### WHAT IS REQUIRED
Some lines below hold "cloudcs". Pick them out and copy them.

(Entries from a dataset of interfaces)
((

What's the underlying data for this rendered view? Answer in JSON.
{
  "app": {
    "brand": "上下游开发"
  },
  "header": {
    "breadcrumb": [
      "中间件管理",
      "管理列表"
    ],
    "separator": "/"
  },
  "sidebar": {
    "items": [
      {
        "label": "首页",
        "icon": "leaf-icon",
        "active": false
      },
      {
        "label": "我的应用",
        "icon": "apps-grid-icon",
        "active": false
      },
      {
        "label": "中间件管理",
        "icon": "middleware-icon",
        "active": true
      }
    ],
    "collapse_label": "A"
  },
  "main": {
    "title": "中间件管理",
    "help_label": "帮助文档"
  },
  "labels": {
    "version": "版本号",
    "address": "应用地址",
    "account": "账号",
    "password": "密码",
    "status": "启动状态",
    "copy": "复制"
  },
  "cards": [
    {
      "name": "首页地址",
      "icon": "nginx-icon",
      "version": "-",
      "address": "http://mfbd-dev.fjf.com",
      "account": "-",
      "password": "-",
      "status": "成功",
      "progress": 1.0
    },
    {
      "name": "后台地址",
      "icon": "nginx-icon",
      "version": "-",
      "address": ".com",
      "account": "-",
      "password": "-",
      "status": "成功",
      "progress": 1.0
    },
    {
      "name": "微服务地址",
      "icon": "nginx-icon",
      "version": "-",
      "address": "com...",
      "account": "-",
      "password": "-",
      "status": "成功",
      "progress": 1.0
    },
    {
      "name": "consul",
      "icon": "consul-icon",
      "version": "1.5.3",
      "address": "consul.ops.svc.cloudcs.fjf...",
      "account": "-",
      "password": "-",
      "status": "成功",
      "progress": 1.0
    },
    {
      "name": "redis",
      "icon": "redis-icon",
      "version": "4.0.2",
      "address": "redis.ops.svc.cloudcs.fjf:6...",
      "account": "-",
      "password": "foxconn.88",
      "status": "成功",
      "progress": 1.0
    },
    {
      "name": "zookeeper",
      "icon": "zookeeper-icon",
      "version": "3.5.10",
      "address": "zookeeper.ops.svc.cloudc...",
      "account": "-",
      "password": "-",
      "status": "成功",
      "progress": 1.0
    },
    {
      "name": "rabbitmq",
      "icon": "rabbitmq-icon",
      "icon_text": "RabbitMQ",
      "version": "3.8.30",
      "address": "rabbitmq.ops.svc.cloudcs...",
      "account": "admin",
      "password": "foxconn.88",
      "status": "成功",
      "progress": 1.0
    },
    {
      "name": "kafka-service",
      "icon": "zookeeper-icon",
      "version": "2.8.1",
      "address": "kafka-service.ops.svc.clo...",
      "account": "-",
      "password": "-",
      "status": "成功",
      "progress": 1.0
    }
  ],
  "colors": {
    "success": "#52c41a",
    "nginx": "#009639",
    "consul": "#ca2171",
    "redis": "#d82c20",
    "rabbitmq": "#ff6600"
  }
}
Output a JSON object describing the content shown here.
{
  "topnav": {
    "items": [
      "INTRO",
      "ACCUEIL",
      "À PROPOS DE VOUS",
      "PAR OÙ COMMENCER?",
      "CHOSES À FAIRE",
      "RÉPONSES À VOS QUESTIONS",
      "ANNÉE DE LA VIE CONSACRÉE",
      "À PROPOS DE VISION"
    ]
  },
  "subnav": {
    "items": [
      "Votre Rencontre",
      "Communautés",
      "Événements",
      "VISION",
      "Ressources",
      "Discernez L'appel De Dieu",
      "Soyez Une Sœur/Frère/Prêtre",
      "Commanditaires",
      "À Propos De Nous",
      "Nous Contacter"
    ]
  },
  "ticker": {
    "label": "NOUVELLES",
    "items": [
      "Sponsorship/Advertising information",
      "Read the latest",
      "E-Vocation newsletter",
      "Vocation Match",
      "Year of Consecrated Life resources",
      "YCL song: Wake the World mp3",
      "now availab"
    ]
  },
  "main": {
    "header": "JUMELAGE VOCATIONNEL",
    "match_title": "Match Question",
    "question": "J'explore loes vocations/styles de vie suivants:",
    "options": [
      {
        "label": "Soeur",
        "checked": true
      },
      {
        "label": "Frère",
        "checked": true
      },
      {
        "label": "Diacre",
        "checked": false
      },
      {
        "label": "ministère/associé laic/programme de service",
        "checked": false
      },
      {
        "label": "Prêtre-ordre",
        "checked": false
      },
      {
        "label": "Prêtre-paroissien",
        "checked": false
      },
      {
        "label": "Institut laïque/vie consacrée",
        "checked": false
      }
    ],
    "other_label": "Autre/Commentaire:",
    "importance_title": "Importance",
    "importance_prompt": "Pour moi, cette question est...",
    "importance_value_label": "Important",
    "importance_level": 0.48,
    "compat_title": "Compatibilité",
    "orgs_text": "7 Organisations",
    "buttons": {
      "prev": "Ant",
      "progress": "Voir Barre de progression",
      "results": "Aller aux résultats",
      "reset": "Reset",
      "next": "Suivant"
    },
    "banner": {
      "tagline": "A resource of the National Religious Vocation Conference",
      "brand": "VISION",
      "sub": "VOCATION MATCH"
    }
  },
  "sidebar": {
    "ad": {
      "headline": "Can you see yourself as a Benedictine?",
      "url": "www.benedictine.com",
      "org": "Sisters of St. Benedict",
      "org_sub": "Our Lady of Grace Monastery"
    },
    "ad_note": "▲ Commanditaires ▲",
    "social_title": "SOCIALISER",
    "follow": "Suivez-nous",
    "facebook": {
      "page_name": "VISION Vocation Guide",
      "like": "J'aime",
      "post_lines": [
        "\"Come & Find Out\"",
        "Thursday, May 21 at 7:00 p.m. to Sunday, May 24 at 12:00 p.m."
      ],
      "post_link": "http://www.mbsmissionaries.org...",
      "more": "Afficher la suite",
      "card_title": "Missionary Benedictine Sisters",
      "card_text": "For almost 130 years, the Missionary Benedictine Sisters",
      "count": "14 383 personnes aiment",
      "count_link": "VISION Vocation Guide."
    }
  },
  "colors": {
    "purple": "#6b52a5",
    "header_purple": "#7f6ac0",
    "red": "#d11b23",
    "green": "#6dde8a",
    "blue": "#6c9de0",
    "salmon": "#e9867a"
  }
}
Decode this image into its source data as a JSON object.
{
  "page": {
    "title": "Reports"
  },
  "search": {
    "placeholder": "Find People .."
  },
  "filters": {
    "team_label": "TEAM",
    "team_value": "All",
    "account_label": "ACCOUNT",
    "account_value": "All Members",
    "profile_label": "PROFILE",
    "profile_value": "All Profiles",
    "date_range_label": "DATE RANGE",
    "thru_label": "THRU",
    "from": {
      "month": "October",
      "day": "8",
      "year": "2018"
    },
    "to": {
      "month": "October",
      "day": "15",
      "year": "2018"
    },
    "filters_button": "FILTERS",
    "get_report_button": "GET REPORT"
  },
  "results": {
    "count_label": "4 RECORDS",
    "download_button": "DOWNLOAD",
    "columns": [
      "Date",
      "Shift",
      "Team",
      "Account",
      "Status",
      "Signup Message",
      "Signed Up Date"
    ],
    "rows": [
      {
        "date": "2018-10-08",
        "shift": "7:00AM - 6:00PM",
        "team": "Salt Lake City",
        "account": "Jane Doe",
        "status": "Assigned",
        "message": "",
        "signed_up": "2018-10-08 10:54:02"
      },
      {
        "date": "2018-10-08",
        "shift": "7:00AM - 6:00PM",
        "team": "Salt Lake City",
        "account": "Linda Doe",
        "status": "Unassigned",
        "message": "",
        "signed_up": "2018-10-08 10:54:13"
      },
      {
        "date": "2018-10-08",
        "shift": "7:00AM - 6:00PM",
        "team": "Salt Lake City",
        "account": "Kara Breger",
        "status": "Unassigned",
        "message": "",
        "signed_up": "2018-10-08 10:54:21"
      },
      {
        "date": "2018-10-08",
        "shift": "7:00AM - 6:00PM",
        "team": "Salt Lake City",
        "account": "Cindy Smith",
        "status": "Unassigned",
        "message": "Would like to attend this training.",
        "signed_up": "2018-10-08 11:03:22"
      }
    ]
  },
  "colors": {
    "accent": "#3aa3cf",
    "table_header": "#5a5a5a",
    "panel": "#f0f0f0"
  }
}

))

### EXERCISE OUTPUT
      "address": "consul.ops.svc.cloudcs.fjf...",
      "address": "redis.ops.svc.cloudcs.fjf:6...",
      "address": "rabbitmq.ops.svc.cloudcs...",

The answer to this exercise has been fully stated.